──────── Source records

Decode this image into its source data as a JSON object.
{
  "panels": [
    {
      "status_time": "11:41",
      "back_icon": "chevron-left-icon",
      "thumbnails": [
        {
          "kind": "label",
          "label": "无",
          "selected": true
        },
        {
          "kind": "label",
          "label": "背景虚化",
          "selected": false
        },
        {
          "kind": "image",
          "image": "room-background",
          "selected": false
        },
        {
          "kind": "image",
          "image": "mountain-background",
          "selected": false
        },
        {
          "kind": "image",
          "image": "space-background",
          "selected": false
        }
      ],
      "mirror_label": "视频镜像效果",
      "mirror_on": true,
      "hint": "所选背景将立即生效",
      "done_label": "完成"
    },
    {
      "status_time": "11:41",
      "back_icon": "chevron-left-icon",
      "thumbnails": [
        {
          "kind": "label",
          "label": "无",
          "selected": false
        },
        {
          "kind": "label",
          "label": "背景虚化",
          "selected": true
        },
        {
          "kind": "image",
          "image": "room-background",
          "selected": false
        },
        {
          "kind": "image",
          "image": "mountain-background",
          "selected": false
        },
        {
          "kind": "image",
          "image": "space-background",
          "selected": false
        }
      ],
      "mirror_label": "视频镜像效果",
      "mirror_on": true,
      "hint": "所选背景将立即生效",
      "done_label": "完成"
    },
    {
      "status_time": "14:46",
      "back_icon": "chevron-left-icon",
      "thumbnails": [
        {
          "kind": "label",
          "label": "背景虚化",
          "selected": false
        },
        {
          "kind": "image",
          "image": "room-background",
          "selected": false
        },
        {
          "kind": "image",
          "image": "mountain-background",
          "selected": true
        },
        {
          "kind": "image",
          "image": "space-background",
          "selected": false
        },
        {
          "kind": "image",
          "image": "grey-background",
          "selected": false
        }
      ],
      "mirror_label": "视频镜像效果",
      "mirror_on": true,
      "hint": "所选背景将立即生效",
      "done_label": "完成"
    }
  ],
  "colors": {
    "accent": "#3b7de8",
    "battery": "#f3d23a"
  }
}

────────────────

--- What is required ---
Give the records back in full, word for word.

--- Your solution ---
Decode this image into its source data as a JSON object.
{
  "panels": [
    {
      "status_time": "11:41",
      "back_icon": "chevron-left-icon",
      "thumbnails": [
        {
          "kind": "label",
          "label": "无",
          "selected": true
        },
        {
          "kind": "label",
          "label": "背景虚化",
          "selected": false
        },
        {
          "kind": "image",
          "image": "room-background",
          "selected": false
        },
        {
          "kind": "image",
          "image": "mountain-background",
          "selected": false
        },
        {
          "kind": "image",
          "image": "space-background",
          "selected": false
        }
      ],
      "mirror_label": "视频镜像效果",
      "mirror_on": true,
      "hint": "所选背景将立即生效",
      "done_label": "完成"
    },
    {
      "status_time": "11:41",
      "back_icon": "chevron-left-icon",
      "thumbnails": [
        {
          "kind": "label",
          "label": "无",
          "selected": false
        },
        {
          "kind": "label",
          "label": "背景虚化",
          "selected": true
        },
        {
          "kind": "image",
          "image": "room-background",
          "selected": false
        },
        {
          "kind": "image",
          "image": "mountain-background",
          "selected": false
        },
        {
          "kind": "image",
          "image": "space-background",
          "selected": false
        }
      ],
      "mirror_label": "视频镜像效果",
      "mirror_on": true,
      "hint": "所选背景将立即生效",
      "done_label": "完成"
    },
    {
      "status_time": "14:46",
      "back_icon": "chevron-left-icon",
      "thumbnails": [
        {
          "kind": "label",
          "label": "背景虚化",
          "selected": false
        },
        {
          "kind": "image",
          "image": "room-background",
          "selected": false
        },
        {
          "kind": "image",
          "image": "mountain-background",
          "selected": true
        },
        {
          "kind": "image",
          "image": "space-background",
          "selected": false
        },
        {
          "kind": "image",
          "image": "grey-background",
          "selected": false
        }
      ],
      "mirror_label": "视频镜像效果",
      "mirror_on": true,
      "hint": "所选背景将立即生效",
      "done_label": "完成"
    }
  ],
  "colors": {
    "accent": "#3b7de8",
    "battery": "#f3d23a"
  }
}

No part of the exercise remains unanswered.